*Exercise requirements*. Search the material for the string "NORDLI", then return every line where it is found.

*Data listing*.
※ ※ ※

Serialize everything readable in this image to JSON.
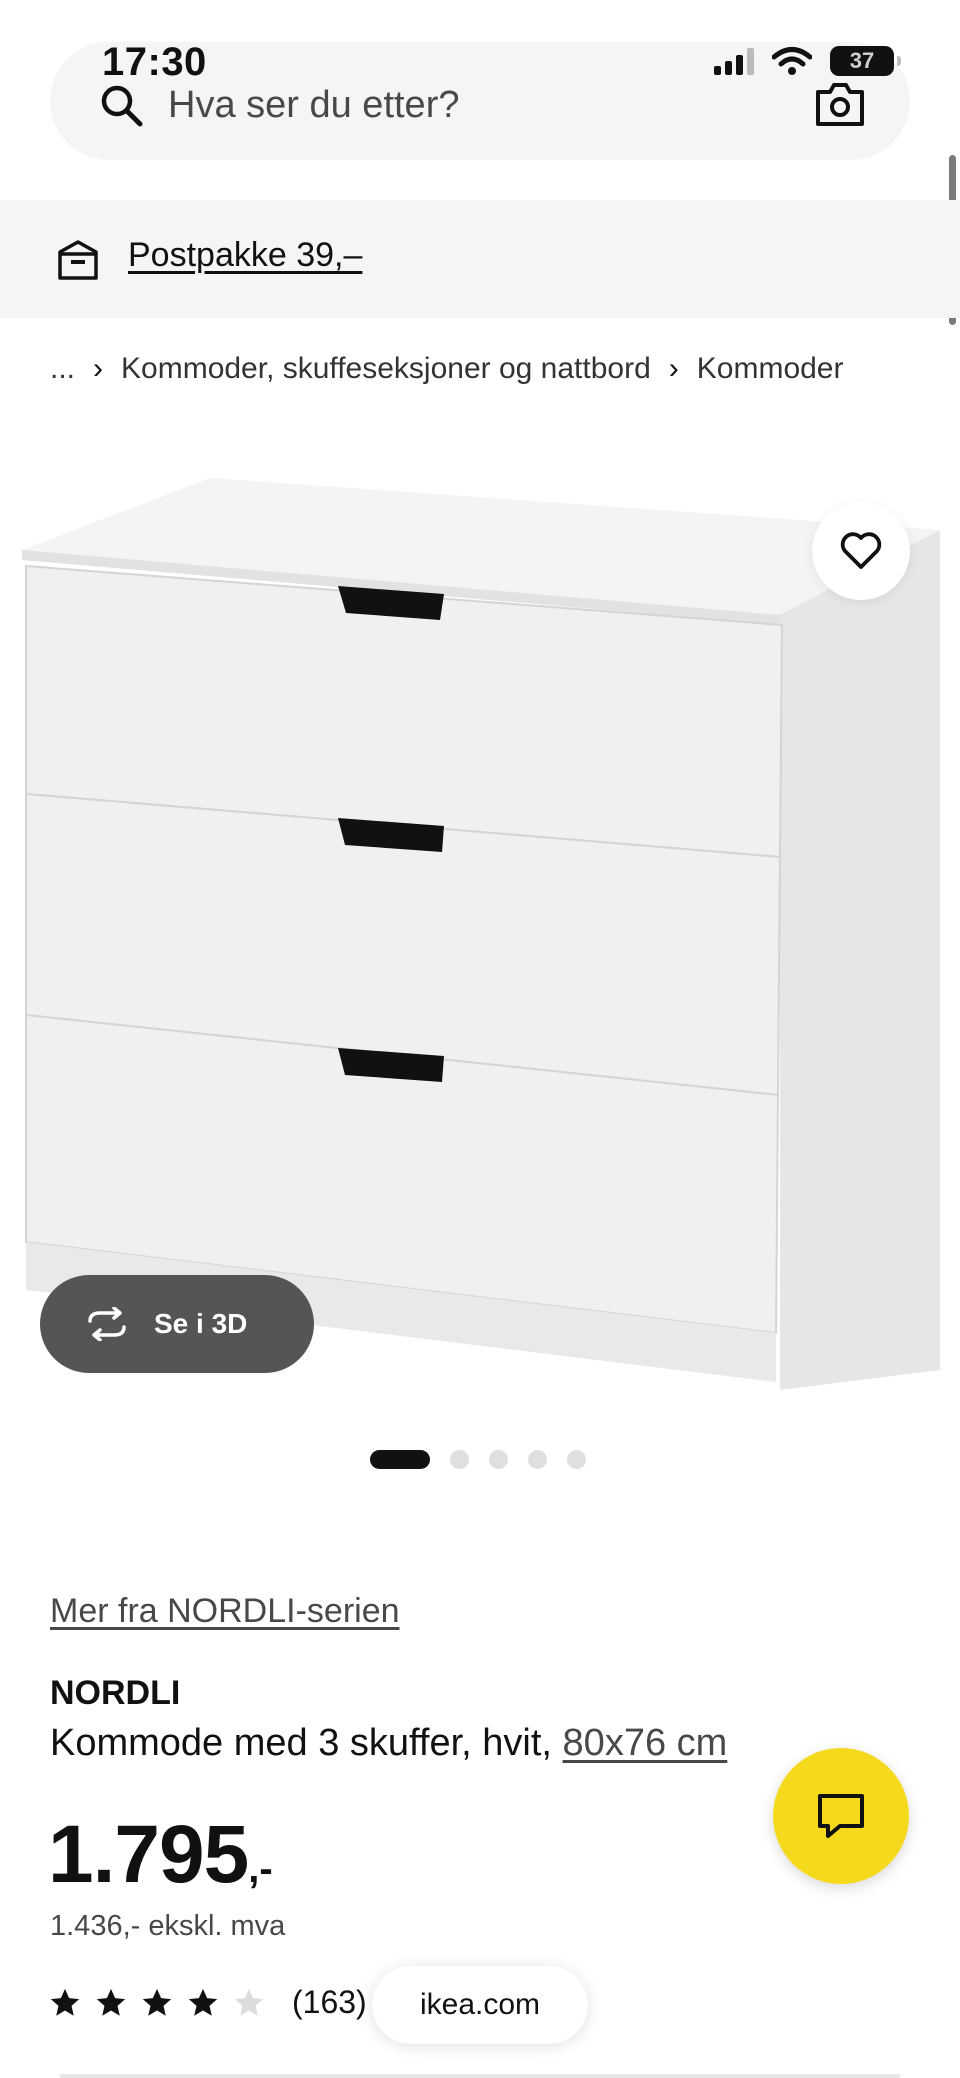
{
  "status_bar": {
    "time": "17:30",
    "battery": "37",
    "icons": [
      "cellular-signal-icon",
      "wifi-icon",
      "battery-icon"
    ]
  },
  "search": {
    "placeholder": "Hva ser du etter?",
    "icons": [
      "search-icon",
      "camera-icon"
    ]
  },
  "banner": {
    "label": "Postpakke 39,–",
    "icon": "parcel-box-icon"
  },
  "breadcrumb": {
    "ellipsis": "...",
    "items": [
      "Kommoder, skuffeseksjoner og nattbord",
      "Kommoder"
    ]
  },
  "gallery": {
    "view_3d_label": "Se i 3D",
    "image_count": 5,
    "active_index": 0
  },
  "product": {
    "series_link": "Mer fra NORDLI-serien",
    "name": "NORDLI",
    "description": "Kommode med 3 skuffer, hvit,",
    "size": "80x76 cm",
    "price_main": "1.795",
    "price_suffix": ",-",
    "price_ex_vat": "1.436,- ekskl. mva",
    "rating": 4,
    "rating_max": 5,
    "review_count": "(163)"
  },
  "browser": {
    "url": "ikea.com"
  },
  "colors": {
    "accent_yellow": "#f5d91c",
    "banner_bg": "#f5f5f5",
    "threed_button_bg": "#555555",
    "text_dark": "#111111",
    "text_muted": "#484848"
  }
}
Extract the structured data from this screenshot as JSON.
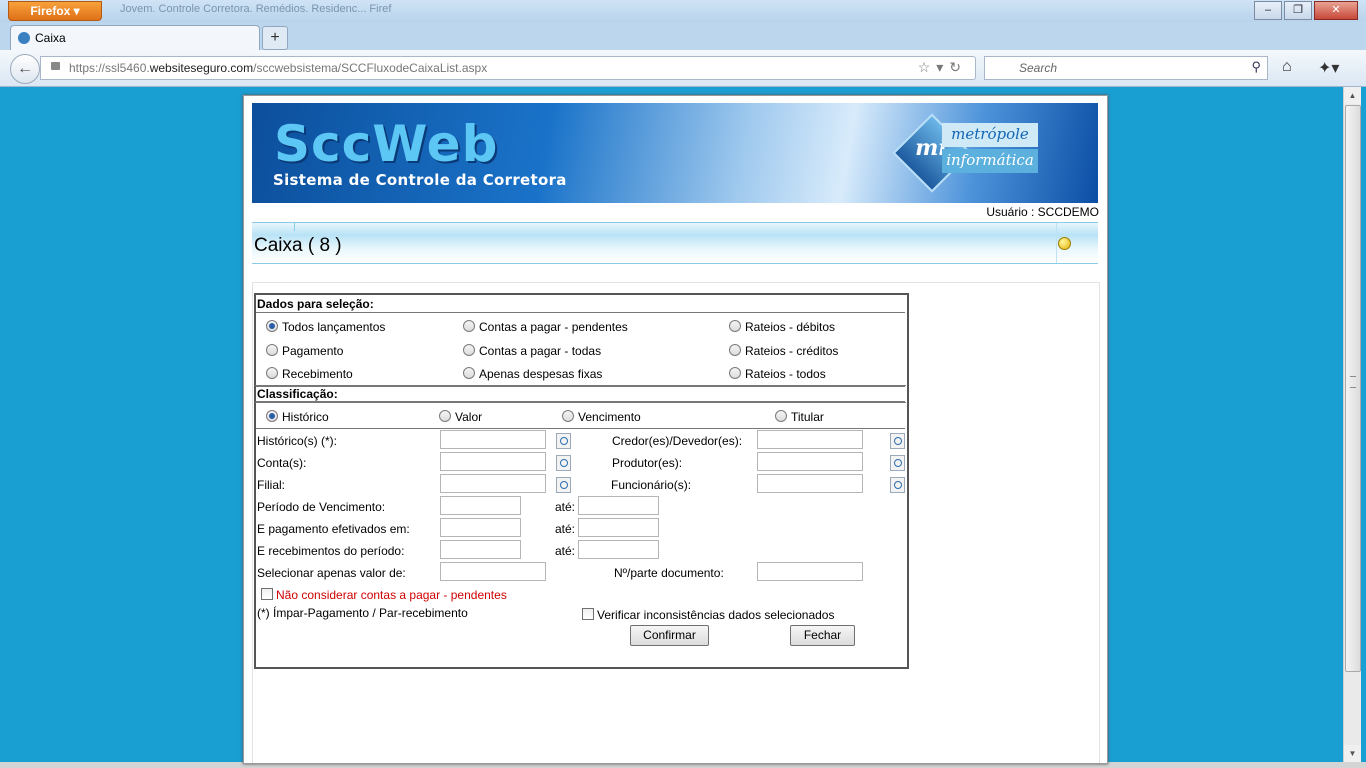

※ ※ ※

*Finished task*.
    "series_link": "Mer fra NORDLI-serien",
    "name": "NORDLI",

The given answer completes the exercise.